Changing the conversation about health

Bacteria found in the gut of top athletes could improve physical performance

New research has suggested that high performance athletes have different biomes to those who exercise more moderately or not at all.

A special type of gut bacteria, veillonella, was found in the digestive microbiomes of elite athletes and scientists believe it could play a role in boosting their performance while playing sports.

Research that put a gut bacteria, veillonella, found in the microbiomes of top athletes, into the colons of lab mice saw them run for 13 per cent longer on a treadmill than those without it

The Havard study, which was published in Nature Medicine, carried out research on the stools of marathon runners and endurance athletes after rigorous physical activity and found that they have higher levels of veillonella in their digestive microbiomes compared to individuals who don’t exercise.

After isolating a strain of veillonella from a marathon runner, they put the bacteria into the colon of mice and found the rodents given it could run 13 per cent faster than those without it.

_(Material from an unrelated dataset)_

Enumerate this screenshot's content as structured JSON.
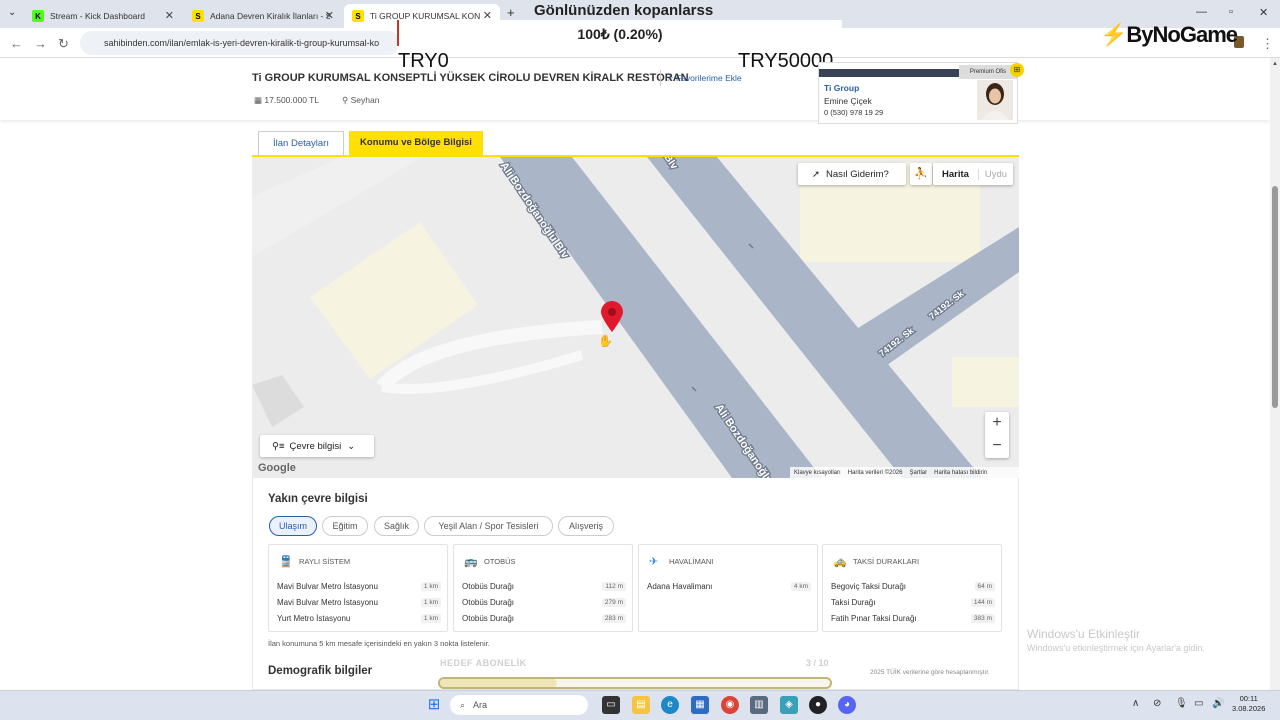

A second round of testing analysed the microbiomes of 87 ultra-marathoners and Olympic-trial rowers and similarly high levels of veillonella were found.


Researchers say the performance-enhancing link could be centered around how bacteria break down lactate, a substance linked to fatigue during exercise. It’s present when the body uses up glucose to produce energy under low levels of oxygen.

Co-author of the study, Prof George Church of Harvard University said clinical trials in humans would now follow.